Thoughts on investing

Years ago, I read something about investing as a Christian that has stuck with me. There are two general rules that should guide our management of our assets.

1) Our investments should be active. We should not just be sitting on cash or other assets like a miser.
2) Our investments should be working for good. In other words, we should have our assets actively working in ways that are helpful rather than detrimental to humanity. That is one way Christians show what loving your neighbor is all about.

Granted, these rules open up a big can of worms and a lot of moral questions, and I used to give my perspective more but I have figured out that there is leeway in how Christians might apply the rules to their investments. I will leave the specific applications to you, your conscience, and God. But here is an example from my own life of what these rules mean to me.

In the years leading up to the stock market and real estate crash, I had some cash in the bank and an itch to become a real estate investor. So I started buying property and reselling it. For a while, things went quite well. I was buying lots of land that I considered a bargain and immediately relisting them at a premium price. The reason I could sell at a higher price was because I was offering owner financing, which meant the buyer could easily borrow the money from me rather than paying expensive closing costs to a bank.

One day, we were wandering around looking for real estate to buy and I found a neighborhood that had three 5-acre building lots in them. I liked the neighborhood and location and even though the price was not exactly low, I bought all three.

I sold one those lots for a profit within a few months but the others would not sell. Then the crash came. All of a sudden, nobody was building homes. In fact, home building basically went extinct in the Atlanta area. And as a result, I have held onto those two lots for all these years.

I am going to go ahead and give you specific numbers in this post instead of being vague like I normally would be. I paid $95,000 for one of those lots. It is beautiful and backs up to a pristine state park, but no one has even been interested enough to make an offer for years. I dropped the price slowly over time and last week, sold it for $48,000 which was what it was worth based on comparative sales in the area. Now I know that sounds crazy to some of you, especially when you consider that I really didn’t have to sell right now. But I sold it with no regrets.

From what I have observed, that is not what most people would have done. The more conventional approach people take to investments gone bad is to try to hold onto them to wait for the price to come back so they can at least break even. There is a big problem with that mindset though and I want to explain why. First of all, yes, I lost almost $50,000 on that investment but I did not lose it last week at the closing. I actually lost it when the market crashed years ago and that is when my net worth was affected. From a net worth perspective, selling that property did not change anything. It just meant that as of the sale, rather than owning a piece of property worth $48,000, I had $48,000 in cash that I can now invest into something else.

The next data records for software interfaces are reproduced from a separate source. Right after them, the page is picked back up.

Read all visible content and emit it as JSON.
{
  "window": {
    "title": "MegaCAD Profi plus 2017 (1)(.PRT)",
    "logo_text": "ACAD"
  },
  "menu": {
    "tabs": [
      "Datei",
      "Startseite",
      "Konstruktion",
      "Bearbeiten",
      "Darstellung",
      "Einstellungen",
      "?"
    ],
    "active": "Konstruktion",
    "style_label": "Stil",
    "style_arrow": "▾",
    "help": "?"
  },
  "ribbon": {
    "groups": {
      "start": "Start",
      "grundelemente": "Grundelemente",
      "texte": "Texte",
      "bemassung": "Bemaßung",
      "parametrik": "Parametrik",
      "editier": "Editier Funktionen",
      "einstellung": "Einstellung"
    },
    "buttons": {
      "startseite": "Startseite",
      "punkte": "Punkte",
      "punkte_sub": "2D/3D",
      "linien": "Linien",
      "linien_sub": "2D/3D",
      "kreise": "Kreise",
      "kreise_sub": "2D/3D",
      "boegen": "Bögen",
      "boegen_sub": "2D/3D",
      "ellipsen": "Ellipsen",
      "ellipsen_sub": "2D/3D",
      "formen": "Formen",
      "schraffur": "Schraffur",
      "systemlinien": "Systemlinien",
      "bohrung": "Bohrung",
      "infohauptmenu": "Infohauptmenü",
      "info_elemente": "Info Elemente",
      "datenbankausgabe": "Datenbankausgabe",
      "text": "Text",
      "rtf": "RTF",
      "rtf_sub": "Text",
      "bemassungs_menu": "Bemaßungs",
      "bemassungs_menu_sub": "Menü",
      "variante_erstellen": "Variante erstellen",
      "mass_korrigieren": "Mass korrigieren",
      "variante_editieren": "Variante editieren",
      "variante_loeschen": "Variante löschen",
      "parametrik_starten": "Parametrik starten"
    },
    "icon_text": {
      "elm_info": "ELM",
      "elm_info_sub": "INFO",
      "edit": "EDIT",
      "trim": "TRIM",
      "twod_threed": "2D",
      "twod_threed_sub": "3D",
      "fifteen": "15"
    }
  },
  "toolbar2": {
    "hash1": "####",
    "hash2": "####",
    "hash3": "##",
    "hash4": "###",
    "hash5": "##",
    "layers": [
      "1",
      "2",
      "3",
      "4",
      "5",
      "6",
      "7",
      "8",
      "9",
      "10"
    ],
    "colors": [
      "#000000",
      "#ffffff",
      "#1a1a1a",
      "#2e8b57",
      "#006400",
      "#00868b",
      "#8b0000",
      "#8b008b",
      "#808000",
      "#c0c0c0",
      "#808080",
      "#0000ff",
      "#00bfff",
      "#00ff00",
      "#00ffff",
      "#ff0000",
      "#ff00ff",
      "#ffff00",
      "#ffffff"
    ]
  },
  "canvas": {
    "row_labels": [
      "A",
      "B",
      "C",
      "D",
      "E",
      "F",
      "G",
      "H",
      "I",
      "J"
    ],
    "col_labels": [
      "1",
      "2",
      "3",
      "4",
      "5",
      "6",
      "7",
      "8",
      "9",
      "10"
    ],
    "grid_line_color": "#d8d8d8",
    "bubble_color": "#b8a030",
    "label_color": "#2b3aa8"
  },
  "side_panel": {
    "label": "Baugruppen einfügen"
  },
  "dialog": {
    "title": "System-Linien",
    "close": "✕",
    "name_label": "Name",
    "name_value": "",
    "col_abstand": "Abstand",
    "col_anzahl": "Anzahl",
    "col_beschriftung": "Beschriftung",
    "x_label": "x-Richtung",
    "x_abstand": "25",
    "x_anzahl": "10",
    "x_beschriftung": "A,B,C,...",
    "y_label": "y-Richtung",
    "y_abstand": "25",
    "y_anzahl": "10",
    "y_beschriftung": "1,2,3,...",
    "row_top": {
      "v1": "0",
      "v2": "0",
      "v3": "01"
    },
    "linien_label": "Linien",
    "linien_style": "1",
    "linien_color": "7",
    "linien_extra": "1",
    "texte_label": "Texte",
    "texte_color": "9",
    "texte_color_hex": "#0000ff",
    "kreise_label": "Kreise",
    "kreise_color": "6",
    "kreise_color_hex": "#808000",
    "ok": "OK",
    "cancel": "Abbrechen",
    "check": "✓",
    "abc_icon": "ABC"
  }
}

When deciding whether to sell or not, the only question that I needed to answer was simply this: could that $48,000 be put to better use invested some place other than in that land? That really is it. If I let the price I bought the property (and the big loss) affect my decision to sell in any way, that would be a mistake. It would basically become an emotional rather than logical decision.

I looked at the area and what was happening with real estate. In general, prices are increasing 4% a year at the moment. That is probably a good prediction going forward for a while so I only had to ask myself whether I wanted that money invested with a 4% annual return or whether I could do something else with the money to beat a 4% return. Truthfully, it was sort of an easy decision. A 4% return is pretty anemic, especially when compared to the return I get on invested capital in business. Sitting on land that is appreciating so slowly is basically the same thing as sitting on cash like a miser does. It is not a very active use of money.

Now I am not saying holding onto sleepy land is wrong for everyone. For some, depending on what assets they have, their diversity in their portfolio, their age, and other factors, it might make perfect sense to hang onto land that is appreciating at 4% a year. But for me, it is not the right thing to do.

So I sold. I took the loss and that is OK. Because here is the way I have to look at it: the assets God lets me manage need to be invested in the best ways possible. Investments that are performing poorly in light of my particular situation need to be reallocated regardless of how painful it might be to take a loss.

From a practical standpoint, what I am advocating here is very logically-based rather than emotionally-based investing. Emotions will get you into a heap of trouble. Find ways to insulate your emotions as much as possible when making financial decisions. I am a big fan of the robo advisors that are getting to be so popular for investing in the stock market because they are designed to remove the emotional component as much as possible. In fact, I now use robo advisors for all of my stock market investments.

For those interested, outside of my parents, the person who has probably shaped my outlook on investing more than anyone else has been a Christian financial counselor named Gary Moore. That is where those two rules I mentioned at the top of this article come from. I hate using caveats when recommending people but I will warn you that if you are conservative, much of what Gary Moore will say will make you mad. He is in many ways the anti-Dave Ramsey. I don’t buy everything he says but I do think he is very thoughtful and worth reading. For many reasons, his view of how money actually works is far superior to what Ramsey preaches. The Christian’s Guide To Wise Investing would be my starting recommendation.